This week in 1886, the first train loaded exclusively with California oranges left L.A.'s River Station for the East in a central moment for an industry that would come to define the state as much as the movie business. Oranges, in fact, were characters in John Fante's "Ask the Dust," one of the great Los Angeles novels. The protagonist is a struggling writer, renting a room in a hotel on Bunker Hill, "past the soot-covered frame buildings," as Fante describes in the 1939 novel, with "sand and oil and grease choking the futile palm trees standing like dying prisoners, chained to a little plot of ground with black pavement hiding their feet." He buys what groceries he can afford in the flatland of downtown Los Angeles, counting the 140 steps of Angels Flight to Hill Street, and sometimes oranges make a meal. A new Ecco Press edition of the novel was just published.

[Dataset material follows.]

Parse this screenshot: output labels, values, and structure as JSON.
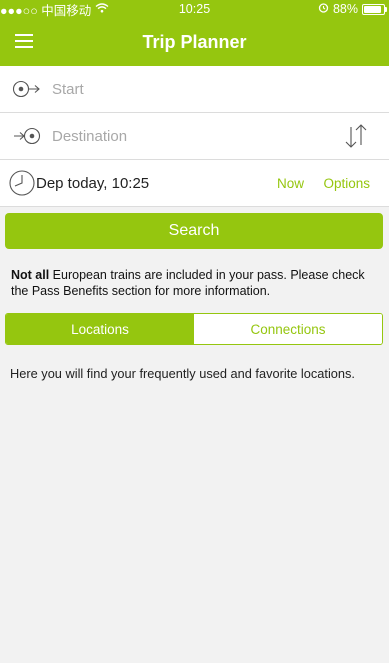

The lean days, blue skies with never a cloud, a sea of blue day after day, the sun floating through it. The days of plenty—plenty of worries, plenty of oranges. Eat them in bed, eat them for lunch, push them down for dinner. Oranges, five cents a dozen. Sunshine in the sky, sun juice in my stomach. Down at the Japanese market he saw me coming, that bullet-faced smiling Japanese, and he reached for a paper sack. A generous man, he gave me fifteen, sometimes twenty for a nickel.
"You like banana?" Sure, so he gave me a couple of bananas. A pleasant innovation, orange juice and bananas. "You like apple?" Sure, so he gave me some apples. Here was something new: oranges and apples. "You like peaches?" Indeed, and I carried the brown sack back to my room. An interesting innovation, peaches and oranges. My teeth tore them to pulp, the juices skewering and whimpering at the bottom of my stomach. It was so sad down there in my stomach. There was much weeping, and little gloomy clouds of gas pinched my heart.
My plight drove me to the typewriter. I sat before it . . . Sometimes an idea floated harmlessly through the room. It was like a small white bird. It meant no ill-will. It only wanted to help me, dear little bird. But I would strike at it, hammer it out across the keyboard, and it would die on my hands.
(Printed by permission of Harper perennial)